When a line in the listing contains the string "Demo", pick it out and copy it.

_ _ _ _

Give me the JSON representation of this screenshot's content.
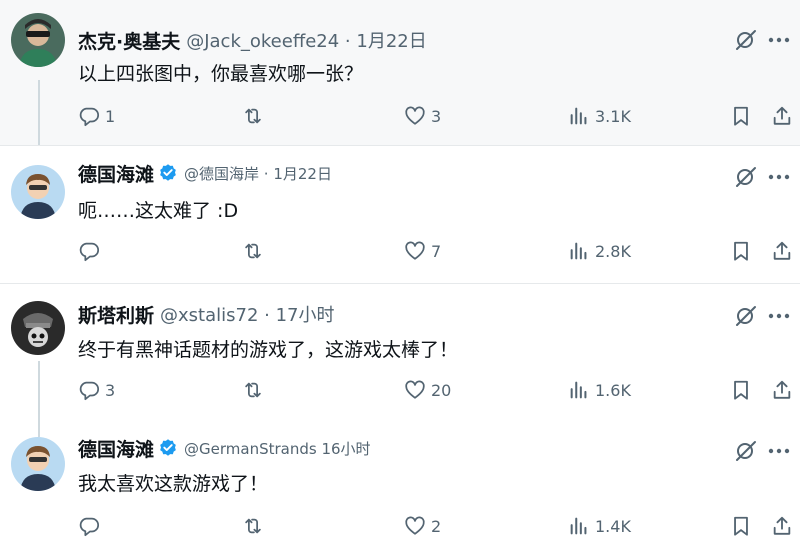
{
  "tweets": [
    {
      "name": "杰克·奥基夫",
      "handle": "@Jack_okeeffe24 · 1月22日",
      "verified": false,
      "text": "以上四张图中，你最喜欢哪一张？",
      "reply_count": "1",
      "retweet_count": "",
      "like_count": "3",
      "view_count": "3.1K"
    },
    {
      "name": "德国海滩",
      "handle": "@德国海岸 · 1月22日",
      "verified": true,
      "text": "呃……这太难了 :D",
      "reply_count": "",
      "retweet_count": "",
      "like_count": "7",
      "view_count": "2.8K"
    },
    {
      "name": "斯塔利斯",
      "handle": "@xstalis72 · 17小时",
      "verified": false,
      "text": "终于有黑神话题材的游戏了，这游戏太棒了！",
      "reply_count": "3",
      "retweet_count": "",
      "like_count": "20",
      "view_count": "1.6K"
    },
    {
      "name": "德国海滩",
      "handle": "@GermanStrands 16小时",
      "verified": true,
      "text": "我太喜欢这款游戏了！",
      "reply_count": "",
      "retweet_count": "",
      "like_count": "2",
      "view_count": "1.4K"
    }
  ],
  "icons": {
    "reply": "reply-icon",
    "retweet": "retweet-icon",
    "like": "heart-icon",
    "views": "views-icon",
    "bookmark": "bookmark-icon",
    "share": "share-icon",
    "grok": "grok-icon",
    "more": "more-icon",
    "verified": "verified-badge-icon"
  },
  "colors": {
    "text": "#0f1419",
    "secondary": "#536471",
    "verified": "#1d9bf0",
    "thread_line": "#cfd9de",
    "highlight_bg": "#f7f8f9"
  }
}
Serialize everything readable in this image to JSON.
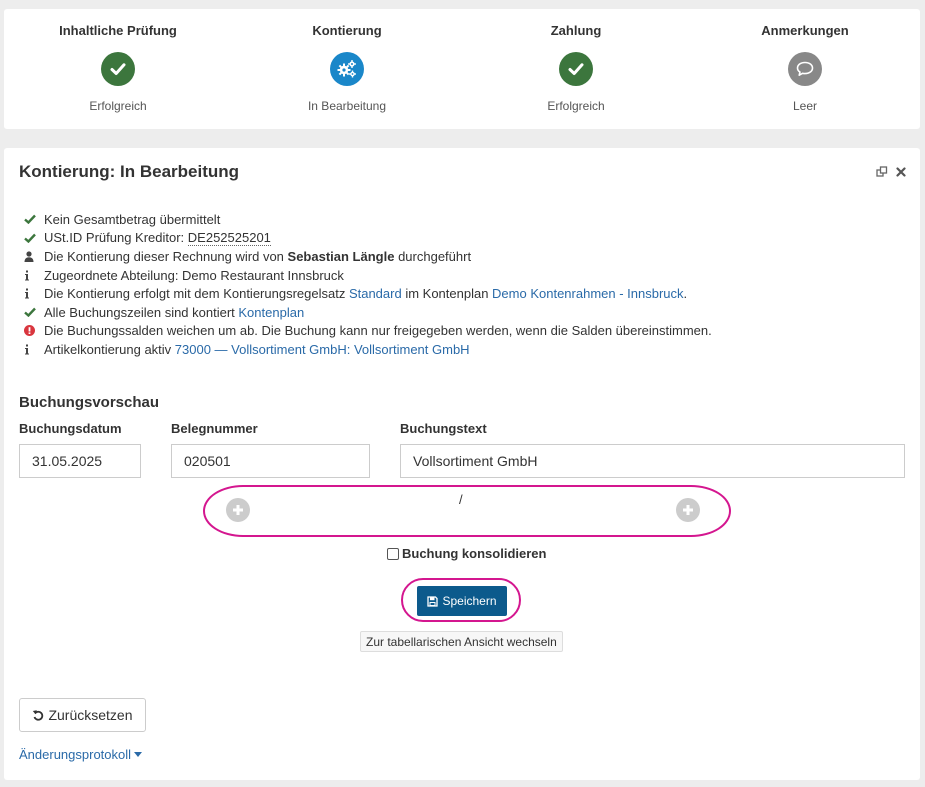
{
  "colors": {
    "success": "#3c763d",
    "in_progress": "#1a87c9",
    "empty": "#888888",
    "link": "#2a6aa8",
    "primary_button": "#0c5a8c",
    "highlight": "#d4168f",
    "error": "#d9363e"
  },
  "steps": [
    {
      "title": "Inhaltliche Prüfung",
      "status": "Erfolgreich",
      "icon": "check-icon"
    },
    {
      "title": "Kontierung",
      "status": "In Bearbeitung",
      "icon": "cogs-icon"
    },
    {
      "title": "Zahlung",
      "status": "Erfolgreich",
      "icon": "check-icon"
    },
    {
      "title": "Anmerkungen",
      "status": "Leer",
      "icon": "comment-icon"
    }
  ],
  "card": {
    "title": "Kontierung: In Bearbeitung"
  },
  "info": {
    "line1": "Kein Gesamtbetrag übermittelt",
    "line2_prefix": "USt.ID Prüfung Kreditor: ",
    "line2_value": "DE252525201",
    "line3_prefix": "Die Kontierung dieser Rechnung wird von ",
    "line3_name": "Sebastian Längle",
    "line3_suffix": " durchgeführt",
    "line4": "Zugeordnete Abteilung: Demo Restaurant Innsbruck",
    "line5_prefix": "Die Kontierung erfolgt mit dem Kontierungsregelsatz ",
    "line5_link1": "Standard",
    "line5_mid": " im Kontenplan ",
    "line5_link2": "Demo Kontenrahmen - Innsbruck",
    "line5_suffix": ".",
    "line6_prefix": "Alle Buchungszeilen sind kontiert ",
    "line6_link": "Kontenplan",
    "line7": "Die Buchungssalden weichen um ab. Die Buchung kann nur freigegeben werden, wenn die Salden übereinstimmen.",
    "line8_prefix": "Artikelkontierung aktiv ",
    "line8_link": "73000 — Vollsortiment GmbH: Vollsortiment GmbH"
  },
  "booking": {
    "section_title": "Buchungsvorschau",
    "date_label": "Buchungsdatum",
    "date_value": "31.05.2025",
    "number_label": "Belegnummer",
    "number_value": "020501",
    "text_label": "Buchungstext",
    "text_value": "Vollsortiment GmbH",
    "separator": "/",
    "consolidate_label": "Buchung konsolidieren",
    "save_label": "Speichern",
    "switch_view_label": "Zur tabellarischen Ansicht wechseln"
  },
  "footer": {
    "reset_label": "Zurücksetzen",
    "protocol_label": "Änderungsprotokoll"
  }
}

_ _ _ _

▶ **RESPONSE**:
    "line4": "Zugeordnete Abteilung: Demo Restaurant Innsbruck",
    "line5_link2": "Demo Kontenrahmen - Innsbruck",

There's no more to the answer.